How many series do you juggle at one time? Would you tell us about the ones other than the Library Lover’s Mysteries?
I write several mystery series. There is a Cupcake Bakery mystery series set in my current hometown of Scottsdale, Arizona. The intrepid bakers Melanie Cooper and Angie DeLaura bake cupcakes while solving mysteries because cupcakes and death go together better than you’d think. I’m kidding. No, I’m not! I also have a series set in a London Hat Shop (yes, mostly because I wanted to go to London to do research) where American Scarlett Parker owns a hat shop with her cousin Vivian Tremont and the twosome solve mysteries while selling hats to London’s finest. Makes perfect sense, I know. I’m also branching out into romantic comedies with a series debut in May of 2017 called About a Dog. Mackenzie Harris, the heroine, is going home after seven years away and nothing is quite as she expected it to be, including the puppy she finds abandoned in an alleyway.
Now that you’re no longer working in the public library, what do you miss most about the library?
I miss the books! There was something incredibly comforting about all those shelves and shelves and shelves full of knowledge and entertainment. I miss my co-workers. Librarians and library workers actually do have some of the most fascinating origin stories. And I miss working with the public and really making a difference in someone’s life, whether it was helping them with a book report for school or a job application or finding out whether the set of china grandma left them was worth anything ““ it was never ever dull.
Jenn, what authors have inspired you?
So many! Probably the top three that got me into writing mysteries are Robert Crais, Harlan Coben, and Janet Evanovich. Very distinctive styles but all very talented.
My favorite writing quote comes from Neil Gaiman. “Trust your obsession.” Did you ever have an obsession that you had to turn into a story? What was it?
The whole hat thing. Watching Will and Kate’s wedding, I was fascinated by the flattened squid on Princess Beatrice’s head and it really got me obsessed with the British obsession with hats. They are magnificent works of art and I really wish they’d catch on in the States. Sigh.
Other than your own, name several books that you would never part with.
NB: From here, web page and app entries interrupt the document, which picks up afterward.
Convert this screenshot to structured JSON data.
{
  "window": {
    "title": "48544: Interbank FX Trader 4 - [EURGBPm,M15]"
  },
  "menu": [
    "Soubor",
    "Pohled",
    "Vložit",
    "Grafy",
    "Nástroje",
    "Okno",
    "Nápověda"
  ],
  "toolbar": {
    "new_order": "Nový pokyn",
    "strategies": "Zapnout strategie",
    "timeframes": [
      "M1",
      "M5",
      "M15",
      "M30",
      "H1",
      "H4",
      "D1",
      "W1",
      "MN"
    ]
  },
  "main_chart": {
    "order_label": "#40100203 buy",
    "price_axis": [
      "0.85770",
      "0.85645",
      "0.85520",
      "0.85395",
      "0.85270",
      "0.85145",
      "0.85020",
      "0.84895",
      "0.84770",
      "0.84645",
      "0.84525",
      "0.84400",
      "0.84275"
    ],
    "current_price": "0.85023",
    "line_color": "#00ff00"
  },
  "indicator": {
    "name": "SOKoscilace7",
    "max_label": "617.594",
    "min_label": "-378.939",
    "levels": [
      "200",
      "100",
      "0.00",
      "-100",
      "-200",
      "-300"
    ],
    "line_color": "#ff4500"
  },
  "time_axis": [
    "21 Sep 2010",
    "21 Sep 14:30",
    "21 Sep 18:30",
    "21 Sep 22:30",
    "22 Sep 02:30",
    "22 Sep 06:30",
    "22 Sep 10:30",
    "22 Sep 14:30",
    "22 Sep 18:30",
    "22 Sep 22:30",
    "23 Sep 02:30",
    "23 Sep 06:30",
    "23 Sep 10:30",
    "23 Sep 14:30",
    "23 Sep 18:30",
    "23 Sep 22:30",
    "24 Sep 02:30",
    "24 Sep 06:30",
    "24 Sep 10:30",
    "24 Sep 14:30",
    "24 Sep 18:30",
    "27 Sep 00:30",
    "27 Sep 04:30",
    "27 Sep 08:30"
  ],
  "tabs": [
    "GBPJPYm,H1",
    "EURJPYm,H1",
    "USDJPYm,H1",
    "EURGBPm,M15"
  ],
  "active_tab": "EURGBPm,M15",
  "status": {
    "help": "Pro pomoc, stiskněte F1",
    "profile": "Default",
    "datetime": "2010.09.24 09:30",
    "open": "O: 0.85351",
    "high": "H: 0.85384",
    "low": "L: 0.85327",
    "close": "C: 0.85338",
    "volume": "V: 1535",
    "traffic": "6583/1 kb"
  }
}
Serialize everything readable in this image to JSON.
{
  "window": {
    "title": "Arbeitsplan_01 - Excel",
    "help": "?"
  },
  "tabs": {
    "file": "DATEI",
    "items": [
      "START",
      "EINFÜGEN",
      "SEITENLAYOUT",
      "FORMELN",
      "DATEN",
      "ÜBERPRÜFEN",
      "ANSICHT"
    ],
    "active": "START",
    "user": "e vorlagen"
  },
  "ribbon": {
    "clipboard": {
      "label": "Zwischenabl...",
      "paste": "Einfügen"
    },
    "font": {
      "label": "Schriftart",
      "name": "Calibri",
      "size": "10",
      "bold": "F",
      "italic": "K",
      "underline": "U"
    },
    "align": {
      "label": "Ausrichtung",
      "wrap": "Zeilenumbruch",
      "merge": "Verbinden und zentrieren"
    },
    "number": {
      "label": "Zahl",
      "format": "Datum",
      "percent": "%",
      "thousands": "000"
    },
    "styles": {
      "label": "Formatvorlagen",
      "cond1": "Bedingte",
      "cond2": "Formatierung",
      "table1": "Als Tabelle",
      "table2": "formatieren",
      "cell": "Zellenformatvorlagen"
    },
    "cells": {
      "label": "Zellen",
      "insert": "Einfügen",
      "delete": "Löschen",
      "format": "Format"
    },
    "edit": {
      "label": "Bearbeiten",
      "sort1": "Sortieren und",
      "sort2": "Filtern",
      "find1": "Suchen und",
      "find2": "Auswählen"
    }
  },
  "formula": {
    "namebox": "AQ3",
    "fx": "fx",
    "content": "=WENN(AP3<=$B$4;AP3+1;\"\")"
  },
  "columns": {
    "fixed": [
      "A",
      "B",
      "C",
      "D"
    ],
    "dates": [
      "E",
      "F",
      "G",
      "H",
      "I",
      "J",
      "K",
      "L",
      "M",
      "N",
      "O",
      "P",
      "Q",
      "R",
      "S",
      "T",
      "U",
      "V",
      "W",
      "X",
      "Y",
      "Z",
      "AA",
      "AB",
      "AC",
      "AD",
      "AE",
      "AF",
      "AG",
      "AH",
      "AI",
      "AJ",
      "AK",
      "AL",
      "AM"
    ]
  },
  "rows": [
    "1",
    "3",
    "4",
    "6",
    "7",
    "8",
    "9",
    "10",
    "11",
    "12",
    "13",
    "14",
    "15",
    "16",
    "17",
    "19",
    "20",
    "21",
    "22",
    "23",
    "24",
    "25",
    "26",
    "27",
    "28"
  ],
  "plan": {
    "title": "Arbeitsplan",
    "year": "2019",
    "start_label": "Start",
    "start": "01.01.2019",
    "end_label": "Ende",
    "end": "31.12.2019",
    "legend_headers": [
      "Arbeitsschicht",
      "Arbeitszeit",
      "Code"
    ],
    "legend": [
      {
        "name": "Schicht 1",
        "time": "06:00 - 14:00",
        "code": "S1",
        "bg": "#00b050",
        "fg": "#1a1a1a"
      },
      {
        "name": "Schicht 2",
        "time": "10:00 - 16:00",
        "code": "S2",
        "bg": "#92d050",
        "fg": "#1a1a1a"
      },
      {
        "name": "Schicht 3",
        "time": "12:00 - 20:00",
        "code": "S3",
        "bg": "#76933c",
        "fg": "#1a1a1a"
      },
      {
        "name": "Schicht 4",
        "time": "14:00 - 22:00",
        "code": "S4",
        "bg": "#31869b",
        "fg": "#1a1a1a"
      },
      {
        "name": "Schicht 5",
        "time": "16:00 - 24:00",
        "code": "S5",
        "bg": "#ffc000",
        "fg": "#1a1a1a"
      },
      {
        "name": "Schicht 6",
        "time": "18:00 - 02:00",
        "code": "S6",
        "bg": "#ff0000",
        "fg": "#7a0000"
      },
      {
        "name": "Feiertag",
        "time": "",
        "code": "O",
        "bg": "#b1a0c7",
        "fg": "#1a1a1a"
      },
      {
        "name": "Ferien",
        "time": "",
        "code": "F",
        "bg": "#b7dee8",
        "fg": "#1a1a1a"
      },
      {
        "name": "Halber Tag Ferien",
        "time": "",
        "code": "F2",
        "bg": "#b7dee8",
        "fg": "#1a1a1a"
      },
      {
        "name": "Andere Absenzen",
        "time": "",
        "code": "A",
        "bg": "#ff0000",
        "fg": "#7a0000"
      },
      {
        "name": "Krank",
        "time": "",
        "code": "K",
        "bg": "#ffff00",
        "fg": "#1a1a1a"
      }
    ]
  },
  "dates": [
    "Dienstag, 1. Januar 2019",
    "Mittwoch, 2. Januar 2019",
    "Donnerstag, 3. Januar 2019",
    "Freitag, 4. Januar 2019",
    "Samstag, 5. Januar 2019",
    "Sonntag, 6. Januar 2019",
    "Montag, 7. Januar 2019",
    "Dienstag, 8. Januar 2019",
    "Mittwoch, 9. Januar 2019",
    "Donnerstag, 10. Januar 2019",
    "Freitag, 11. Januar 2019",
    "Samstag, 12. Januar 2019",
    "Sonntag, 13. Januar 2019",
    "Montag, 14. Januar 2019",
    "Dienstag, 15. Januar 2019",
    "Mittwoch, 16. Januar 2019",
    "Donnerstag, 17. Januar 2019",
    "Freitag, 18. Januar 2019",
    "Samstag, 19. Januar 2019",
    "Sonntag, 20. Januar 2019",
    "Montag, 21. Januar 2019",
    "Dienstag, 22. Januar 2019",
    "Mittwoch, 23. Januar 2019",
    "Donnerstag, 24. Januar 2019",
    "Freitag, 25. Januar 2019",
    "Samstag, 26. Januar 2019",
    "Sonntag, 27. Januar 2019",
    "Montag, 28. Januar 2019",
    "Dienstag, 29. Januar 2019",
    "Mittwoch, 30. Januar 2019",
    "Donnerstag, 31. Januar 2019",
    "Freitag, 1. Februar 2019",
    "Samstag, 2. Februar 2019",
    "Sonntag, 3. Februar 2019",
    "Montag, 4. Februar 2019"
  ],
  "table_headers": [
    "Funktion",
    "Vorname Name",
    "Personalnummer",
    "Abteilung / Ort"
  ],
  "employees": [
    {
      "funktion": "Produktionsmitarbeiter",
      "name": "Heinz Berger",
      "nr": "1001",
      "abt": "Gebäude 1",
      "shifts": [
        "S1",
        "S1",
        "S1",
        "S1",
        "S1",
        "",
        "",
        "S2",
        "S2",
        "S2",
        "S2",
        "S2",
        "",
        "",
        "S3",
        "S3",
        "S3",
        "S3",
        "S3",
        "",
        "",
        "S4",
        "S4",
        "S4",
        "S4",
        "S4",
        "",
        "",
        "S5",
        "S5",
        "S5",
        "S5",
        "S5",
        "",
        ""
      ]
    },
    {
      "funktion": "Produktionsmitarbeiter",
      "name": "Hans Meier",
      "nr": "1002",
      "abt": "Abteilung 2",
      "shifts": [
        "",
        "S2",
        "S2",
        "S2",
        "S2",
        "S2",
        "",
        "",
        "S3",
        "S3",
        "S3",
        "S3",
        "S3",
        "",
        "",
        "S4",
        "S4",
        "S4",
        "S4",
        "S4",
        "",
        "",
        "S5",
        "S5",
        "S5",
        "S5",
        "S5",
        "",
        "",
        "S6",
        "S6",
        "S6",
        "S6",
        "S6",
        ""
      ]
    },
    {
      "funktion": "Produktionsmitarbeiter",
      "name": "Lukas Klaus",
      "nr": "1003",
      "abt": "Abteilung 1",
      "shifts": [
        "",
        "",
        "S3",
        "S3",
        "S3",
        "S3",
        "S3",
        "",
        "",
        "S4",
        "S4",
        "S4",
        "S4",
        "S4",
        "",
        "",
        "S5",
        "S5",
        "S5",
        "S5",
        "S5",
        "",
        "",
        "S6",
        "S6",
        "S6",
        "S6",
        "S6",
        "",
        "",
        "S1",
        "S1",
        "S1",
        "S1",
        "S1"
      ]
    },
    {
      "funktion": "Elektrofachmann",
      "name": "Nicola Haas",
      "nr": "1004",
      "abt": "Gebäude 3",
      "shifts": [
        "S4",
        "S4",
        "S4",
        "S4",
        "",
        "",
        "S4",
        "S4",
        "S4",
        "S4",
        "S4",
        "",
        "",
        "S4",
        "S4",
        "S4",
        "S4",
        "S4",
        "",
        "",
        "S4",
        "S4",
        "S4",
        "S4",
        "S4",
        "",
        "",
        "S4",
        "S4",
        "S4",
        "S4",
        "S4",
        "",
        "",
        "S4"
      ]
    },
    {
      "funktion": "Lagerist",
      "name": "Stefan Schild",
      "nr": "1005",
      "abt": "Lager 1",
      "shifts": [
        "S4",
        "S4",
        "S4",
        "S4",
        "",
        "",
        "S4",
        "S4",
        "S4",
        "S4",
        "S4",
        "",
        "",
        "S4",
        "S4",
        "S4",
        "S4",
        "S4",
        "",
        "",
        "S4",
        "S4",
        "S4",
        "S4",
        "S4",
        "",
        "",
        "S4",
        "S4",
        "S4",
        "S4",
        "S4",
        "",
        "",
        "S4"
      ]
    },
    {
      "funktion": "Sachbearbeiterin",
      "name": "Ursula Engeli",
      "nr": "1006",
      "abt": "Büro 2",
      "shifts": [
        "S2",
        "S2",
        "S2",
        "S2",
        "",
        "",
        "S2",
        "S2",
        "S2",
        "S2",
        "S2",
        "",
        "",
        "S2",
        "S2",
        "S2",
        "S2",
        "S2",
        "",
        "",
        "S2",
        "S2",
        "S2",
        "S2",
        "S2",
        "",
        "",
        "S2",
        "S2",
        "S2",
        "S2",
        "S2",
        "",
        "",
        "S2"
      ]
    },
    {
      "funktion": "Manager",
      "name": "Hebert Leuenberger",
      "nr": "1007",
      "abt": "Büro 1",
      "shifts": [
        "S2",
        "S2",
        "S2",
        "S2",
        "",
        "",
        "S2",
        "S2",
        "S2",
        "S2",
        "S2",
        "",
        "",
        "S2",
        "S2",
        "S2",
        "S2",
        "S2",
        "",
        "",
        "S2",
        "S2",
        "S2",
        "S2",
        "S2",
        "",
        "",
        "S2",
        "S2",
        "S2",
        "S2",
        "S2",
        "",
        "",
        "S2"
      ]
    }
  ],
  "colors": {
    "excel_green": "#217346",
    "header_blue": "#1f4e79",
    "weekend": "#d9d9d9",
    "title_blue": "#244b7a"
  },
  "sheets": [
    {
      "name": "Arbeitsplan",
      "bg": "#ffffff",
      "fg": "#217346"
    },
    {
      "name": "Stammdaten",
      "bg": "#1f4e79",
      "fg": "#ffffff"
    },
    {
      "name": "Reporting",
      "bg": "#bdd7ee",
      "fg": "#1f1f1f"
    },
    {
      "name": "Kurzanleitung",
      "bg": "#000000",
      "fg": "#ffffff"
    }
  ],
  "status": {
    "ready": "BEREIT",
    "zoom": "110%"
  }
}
My collections by Lucy Maud Montgomery and Louise May Alcott. I read everything they wrote when I was a teenager and they are still my touchstones for writing. I’m not nearly as prose driven but I do love they way they both turn a phrase. I’m a big series reader so I have everything from John D. MacDonald’s Travis McGee to Suzanne Collins’s Gregor the Overlander. I love series. I love watching characters develop over several books. I would have a very hard time parting with any books in a beloved series.
What author would you like to push that you think is underappreciated?
That’s a tough one. I definitely feel as if women novelists do not get credit as readily as their male counterparts so I’d have to stick with the girls and say Denise Mina and Sara Gran. I think they both tell fascinating tales and I don’t think they get as much recognition as they deserve.
What’s on your TBR pile?
Oh, boy. It’s not so much a pile as it is a tower. The one downside to writing is that it severely cuts into your reading time! A glance at the top of the pile and the three I see are:
SLOW HORSES by Mick Herron
RUN by Andrew Grant
DEADLY SILENCE by Rebecca Zanetti
Thank you, Jenn! As I said, Jenn McKinlay will be at The Poisoned Pen on Saturday, Nov. 26 at 2 PM. (She’s bringing cupcakes!)
You can purchase a signed copy of Better Late Than Never through the Web Store. https://bit.ly/2g5EKal